NCAA Water Polo Tournament Final
- May 12, 2019
- Avery Aquatic Center; Palo Alto, Calif.
- Tournament Central
The NCAA Women’s Water Polo national championship matchup is set, with defending champion #1 USC meeting 2018 runnerup #2 Stanford on Sunday.
The teams have combined to win the last nine NCAA titles. Stanford boasts six national championships in its program history (2011, 2012, 2014, 2015 and 2017), while USC has won five times (2004, 2010, 2013, 2016 and 2018).
#1 USC bested #4 Cal 10-8 in overtime in Saturday’s first semifinal game, outscoring the Bears 3-1 in the extra periods to capture the win. Meanwhile, #2 Stanford topped #3 UCLA 8-7, including a 2-1 edge in scoring in overtime.
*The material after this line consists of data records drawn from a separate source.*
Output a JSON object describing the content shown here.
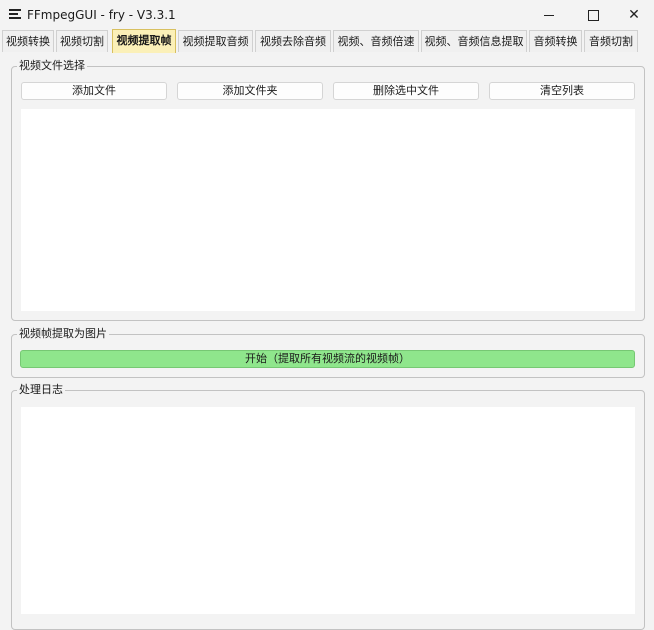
{
  "window": {
    "title": "FFmpegGUI - fry - V3.3.1",
    "controls": {
      "minimize": "—",
      "maximize": "☐",
      "close": "✕"
    }
  },
  "tabs": [
    {
      "label": "视频转换",
      "active": false
    },
    {
      "label": "视频切割",
      "active": false
    },
    {
      "label": "视频提取帧",
      "active": true
    },
    {
      "label": "视频提取音频",
      "active": false
    },
    {
      "label": "视频去除音频",
      "active": false
    },
    {
      "label": "视频、音频倍速",
      "active": false
    },
    {
      "label": "视频、音频信息提取",
      "active": false
    },
    {
      "label": "音频转换",
      "active": false
    },
    {
      "label": "音频切割",
      "active": false
    }
  ],
  "file_select": {
    "title": "视频文件选择",
    "buttons": {
      "add_file": "添加文件",
      "add_folder": "添加文件夹",
      "delete_selected": "删除选中文件",
      "clear_list": "清空列表"
    }
  },
  "extract": {
    "title": "视频帧提取为图片",
    "start_button": "开始（提取所有视频流的视频帧）"
  },
  "log": {
    "title": "处理日志"
  },
  "colors": {
    "active_tab": "#fbf0b8",
    "start_button": "#8fe68c",
    "background": "#f3f3f3"
  }
}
The Trojans and Cardinal will meet at 6 p.m. ET Sunday to decide the 2019 crown. In 2018, USC won its home pool. Stanford is looking to do the same after becoming the first host institution to win a national championship in its home pool back in 2015. The Cardinal have already extended their own NCAA record by earning their 10th straight title appearance.
#1 USC vs. #2 Stanford – 6 p.m. ET
It is the matchup that fans have been waiting for since USC escaped with a 5-4 win in the 2018 title match. The top two teams in the country, who have already played two overtime games against each other this season, and who have been among the best nationally for the last nine seasons, will battle it out for NCAA supremacy on Sunday.
Rankings: The Trojans and Cardinals are the only schools to have occupied the top spot in the CWPA Top 25 coaches poll in 2019. USC held down the position for the first 11 weeks of the season, as the team extended its win streak to 36 matches dating to 2018. Stanford snapped the streak and took over the #1 ranking after edging past the Trojans 9-8 in overtime on March 30. The Cardinal spent the next four weeks at #1, before dropping back down to #2 after a loss to USC in the MPSF Tournament title match.
Series History: USC leads the all-time series 37-36, including wins in two of the three meetings in 2019. The Trojans won 10-8 on Feb. 24 in Irvine, California, and lost to the Cardinal 9-8 (OT) at home on March 30, before topping Stanford 9-8 in sudden victory on April 28 in the MPSF Tournament championship match.
Key Players: In the three previous 2019 meetings with Stanford, 11 different players have scored for USC. Paige Hauschild has led the way with six goals, including four in the MPSF title match win. Kelsey McIntosh has found the back of the net five times, including a hat trick in the March 30.
On the season, Maud Megans has managed a team-high 66 goals. Paige Hauschild has found the back of the 49 times, including a hat trick in the NCAA semifinal win over #4 Cal. Alejandra Aznar has scored 41 times, including twice vs. the Bears on Saturday.
In the goal, USC looks to Amanda Longan, who has made 250 saves in 26 appearances, while allowing 104 goals (4.00 goals against average).
For Stanford, Sarah Klass has found the most success in its three meetings with USC. Klass scored a hat trick in the first meeting and two goals apiece in the other two contests. Makenzie Fischer has chimed in with six scores vs. the Trojans, including a hat trick in the March 30 victory. Seven different players have scored for the Cardinal against USC in 2019.
On the season, Makenzie Fischer has notched 81 goals, followed by Aria Fischer (56) and Sarah Klass (42). Aria Fischer led the way for the Cardinal in its Saturday semifinal victory, netting five of the team’s eight goals.
Emalia Eichelberger has allowed 108 goals in 58.5 quarters, while making 132 saves on the year. She boasts a 7.38 goals against average.
Pick: Stanford. Call it home pool advantage. Stanford has played with a chip on its shoulder all season after seeing its seventh NCAA crown slip away by just one goal a year ago at the hands of the Trojans, plus add in that the team had the #1 overall seed in the NCAAs ripped away in the heartbreaking 9-8 golden goal decision in the MPSF Tournament title match. This one should be a knock-down, drag-out battle, with one goal likely deciding it. The game winner will probably come in overtime, which would only be fitting given the team’s history and the NCAA championships stage.